Here are two yield names with capital appreciation potential; both are asset managers, notes Michael Brush, a long-standing investment expert, a columnist for Marketwatch and the editor of Brush Up on Stocks.
Artisan Partners Asset Management (APAM)
This asset manager is one for investors who like yield. APAM pays a 6.7% dividend yield. This company has a collection of very solid stock and debt mutual funds with good records. I have interviewed several of their fund managers, because of their decent records.
Founded in 1994, Artisan says it attracts and keeps talent in the investment business by offering transparent and decent financial incentives, and a high degree of autonomy. It says this autonomous investment team structure promotes independent analysis and accountability, which improves investment results.
The company says that since inception in 1994 it has generated $31 billion in investment returns above what customers would have gotten in the relative benchmark, passive indices.
Since inception, 16 of 17 strategies launched prior to 2020 have added value relative to their benchmarks, after fees. Twelve strategies have outperformed by an average of more than 300 basis points per year since inception after fees.
This performance helps explain why APAM attracts investors even though many people are favoring ETFs over actively managed funds. AUM increased to $162.9 billion at the quarter ending March 31, 2021, from $95 billion at the end of the same quarter a year ago. AUM increase 3% sequentially, or $3.7 billion of investment returns and $1.4 billion in net client cash inflows.
Revenues of $290.7 million in the March 2021 quarter increased 11% sequentially. Operating margin slipped though, sequentially, to 41.9% from 43.5%. Revenue jumped 43% over the March quarter in 2020.
The insider buying here was quite sizable at $5 million, and it happened at $51. This should be the conservative buy limit, though I suggest buying here and adding on weakness that takes it back down there. I bought today around current levels.
Pays a 6.7% dividend yield, with the potential for capital appreciation. Because we are probably in a sustained economic growth phase here, I still favor cyclical names with yield, over defensive names with yield.
Westwood Holdings (WHG)
Here is another asset manager for the yield fans. WHG pays a 2.2% dividend yield. And unlike classic defensive dividend names which I am avoiding right now, WHG offers capital appreciation potential, because it is a cyclical given the stock market exposure.

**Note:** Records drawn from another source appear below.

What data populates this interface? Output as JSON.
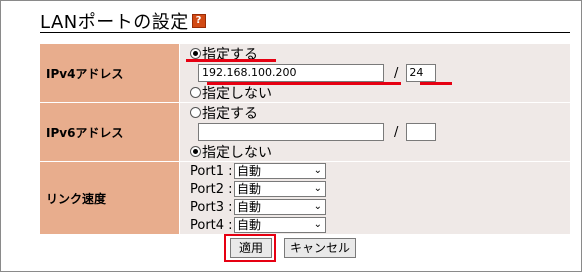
{
  "page": {
    "title": "LANポートの設定",
    "help_icon": "?"
  },
  "ipv4": {
    "label": "IPv4アドレス",
    "option_specify": "指定する",
    "option_none": "指定しない",
    "address": "192.168.100.200",
    "separator": "/",
    "prefix": "24",
    "selected": "specify"
  },
  "ipv6": {
    "label": "IPv6アドレス",
    "option_specify": "指定する",
    "option_none": "指定しない",
    "address": "",
    "separator": "/",
    "prefix": "",
    "selected": "none"
  },
  "link_speed": {
    "label": "リンク速度",
    "ports": [
      {
        "label": "Port1 :",
        "value": "自動"
      },
      {
        "label": "Port2 :",
        "value": "自動"
      },
      {
        "label": "Port3 :",
        "value": "自動"
      },
      {
        "label": "Port4 :",
        "value": "自動"
      }
    ]
  },
  "buttons": {
    "apply": "適用",
    "cancel": "キャンセル"
  },
  "colors": {
    "label_bg": "#e8ad8d",
    "value_bg": "#efe9e7",
    "highlight": "#e60012"
  }
}
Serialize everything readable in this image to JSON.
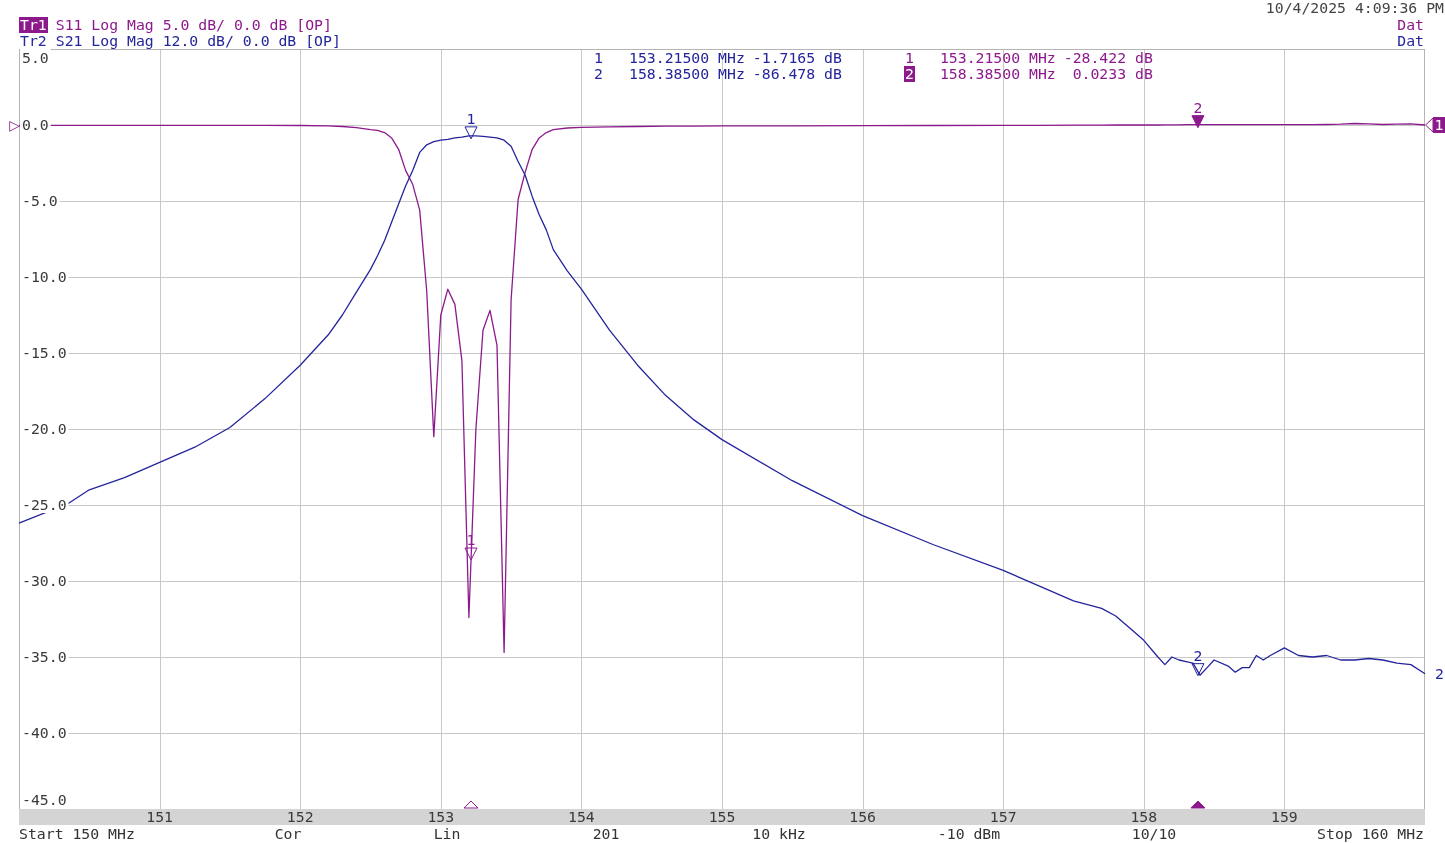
{
  "header": {
    "timestamp": "10/4/2025 4:09:36 PM"
  },
  "traces": [
    {
      "id": "Tr1",
      "params": "S11 Log Mag 5.0 dB/ 0.0 dB [OP]",
      "status": "Dat",
      "end_label": "1",
      "color": "#8c1a8c",
      "selected": true
    },
    {
      "id": "Tr2",
      "params": "S21 Log Mag 12.0 dB/ 0.0 dB [OP]",
      "status": "Dat",
      "end_label": "2",
      "color": "#24249c",
      "selected": false
    }
  ],
  "plot": {
    "marker_readouts": [
      {
        "color": "#24249c",
        "rows": [
          {
            "marker": "1",
            "stimulus": "153.21500 MHz",
            "response": "-1.7165 dB",
            "selected": false
          },
          {
            "marker": "2",
            "stimulus": "158.38500 MHz",
            "response": "-86.478 dB",
            "selected": false
          }
        ]
      },
      {
        "color": "#8c1a8c",
        "rows": [
          {
            "marker": "1",
            "stimulus": "153.21500 MHz",
            "response": "-28.422 dB",
            "selected": false
          },
          {
            "marker": "2",
            "stimulus": "158.38500 MHz",
            "response": "0.0233 dB",
            "selected": true
          }
        ]
      }
    ],
    "chart_data": {
      "type": "line",
      "x": [
        150,
        150.35,
        150.5,
        150.75,
        151,
        151.25,
        151.5,
        151.75,
        152,
        152.2,
        152.3,
        152.4,
        152.5,
        152.55,
        152.6,
        152.65,
        152.7,
        152.75,
        152.8,
        152.85,
        152.9,
        152.95,
        153,
        153.05,
        153.1,
        153.15,
        153.2,
        153.25,
        153.3,
        153.35,
        153.4,
        153.45,
        153.5,
        153.55,
        153.6,
        153.65,
        153.7,
        153.75,
        153.8,
        153.9,
        154,
        154.2,
        154.4,
        154.6,
        154.8,
        155,
        155.5,
        156,
        156.5,
        157,
        157.25,
        157.5,
        157.7,
        157.8,
        157.9,
        158,
        158.1,
        158.15,
        158.2,
        158.25,
        158.3,
        158.35,
        158.4,
        158.45,
        158.5,
        158.6,
        158.65,
        158.7,
        158.75,
        158.8,
        158.85,
        158.9,
        159,
        159.1,
        159.2,
        159.3,
        159.4,
        159.5,
        159.6,
        159.7,
        159.8,
        159.9,
        160
      ],
      "series": [
        {
          "color": "#8c1a8c",
          "values": [
            -0.02,
            -0.02,
            -0.02,
            -0.02,
            -0.02,
            -0.02,
            -0.02,
            -0.02,
            -0.03,
            -0.06,
            -0.1,
            -0.18,
            -0.3,
            -0.35,
            -0.5,
            -0.85,
            -1.6,
            -3.0,
            -3.9,
            -5.6,
            -10.9,
            -20.5,
            -12.5,
            -10.8,
            -11.8,
            -15.5,
            -32.4,
            -20.0,
            -13.5,
            -12.2,
            -14.5,
            -34.7,
            -11.5,
            -4.9,
            -3.1,
            -1.6,
            -0.85,
            -0.5,
            -0.3,
            -0.2,
            -0.15,
            -0.12,
            -0.1,
            -0.08,
            -0.07,
            -0.06,
            -0.05,
            -0.04,
            -0.03,
            -0.02,
            -0.02,
            -0.01,
            -0.01,
            0,
            0,
            0,
            0,
            0.01,
            0.01,
            0.01,
            0.02,
            0.02,
            0.02,
            0.02,
            0.02,
            0.02,
            0.02,
            0.02,
            0.02,
            0.02,
            0.02,
            0.02,
            0.02,
            0.02,
            0.02,
            0.03,
            0.05,
            0.1,
            0.08,
            0.03,
            0.06,
            0.08,
            0.0
          ]
        },
        {
          "color": "#24249c",
          "values": [
            -26.2,
            -24.9,
            -24.0,
            -23.2,
            -22.2,
            -21.2,
            -19.9,
            -18.0,
            -15.8,
            -13.8,
            -12.5,
            -11.0,
            -9.5,
            -8.6,
            -7.6,
            -6.4,
            -5.2,
            -4.0,
            -3.0,
            -1.8,
            -1.3,
            -1.1,
            -1.0,
            -0.95,
            -0.85,
            -0.8,
            -0.72,
            -0.72,
            -0.75,
            -0.8,
            -0.85,
            -1.0,
            -1.4,
            -2.4,
            -3.3,
            -4.7,
            -5.9,
            -6.9,
            -8.2,
            -9.6,
            -10.8,
            -13.5,
            -15.8,
            -17.8,
            -19.4,
            -20.7,
            -23.4,
            -25.7,
            -27.6,
            -29.3,
            -30.3,
            -31.3,
            -31.8,
            -32.3,
            -33.1,
            -33.9,
            -35.0,
            -35.5,
            -35.0,
            -35.2,
            -35.3,
            -35.4,
            -36.2,
            -35.7,
            -35.2,
            -35.6,
            -36.0,
            -35.7,
            -35.7,
            -34.9,
            -35.2,
            -34.9,
            -34.4,
            -34.9,
            -35.0,
            -34.9,
            -35.2,
            -35.2,
            -35.1,
            -35.2,
            -35.4,
            -35.5,
            -36.1
          ]
        }
      ],
      "xlim": [
        150,
        160
      ],
      "ylim": [
        -45,
        5
      ],
      "grid": true,
      "xticks": [
        151,
        152,
        153,
        154,
        155,
        156,
        157,
        158,
        159
      ],
      "yticks": [
        {
          "value": 5,
          "label": "5.0"
        },
        {
          "value": 0,
          "label": "0.0"
        },
        {
          "value": -5,
          "label": "-5.0"
        },
        {
          "value": -10,
          "label": "-10.0"
        },
        {
          "value": -15,
          "label": "-15.0"
        },
        {
          "value": -20,
          "label": "-20.0"
        },
        {
          "value": -25,
          "label": "-25.0"
        },
        {
          "value": -30,
          "label": "-30.0"
        },
        {
          "value": -35,
          "label": "-35.0"
        },
        {
          "value": -40,
          "label": "-40.0"
        },
        {
          "value": -45,
          "label": "-45.0"
        }
      ],
      "annotations": [
        {
          "x": 153.215,
          "y": -0.715,
          "text": "1"
        },
        {
          "x": 158.385,
          "y": -36.03,
          "text": "2"
        },
        {
          "x": 153.215,
          "y": -28.422,
          "text": "1"
        },
        {
          "x": 158.385,
          "y": 0.0233,
          "text": "2"
        },
        {
          "x": 150,
          "y": 0,
          "text": "▷"
        }
      ]
    }
  },
  "status_bar": [
    "Start 150 MHz",
    "Cor",
    "Lin",
    "201",
    "10 kHz",
    "-10 dBm",
    "10/10",
    "Stop 160 MHz"
  ]
}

Based in Dallas and founded in 1983, Westwood provides investment advisory services to institutional investors, a family of mutual funds called the Westwood Funds, and other mutual funds. Westwood Management and Westwood Trust managed about $14.5 billion at the end of Q1, up from $13 billion at the end of the fourth quarter. Net inflows in Q1 exceeding $500 million.
Westwood posted revenue of $18.3 million in Q1, compared with $17.1 million in the fourth quarter and $16.7 million a year ago. It posted first quarter net income of $4.1 million compared to $2.8 million for the fourth quarter, mainly on higher revenues and realized gains from private investments.
The company says it has been reducing expenses, in part by subleasing a portion of its excess Dallas office space. Mario Gabelli has a 6.9% position here, which I consider to be a positive.
The insider buying happened at $17.89. Consider buying now and adding on weakness towards that level. Buying was sizeable at $447,325 worth. Besides the dividend, the company is buying back significant amounts of shares. I own.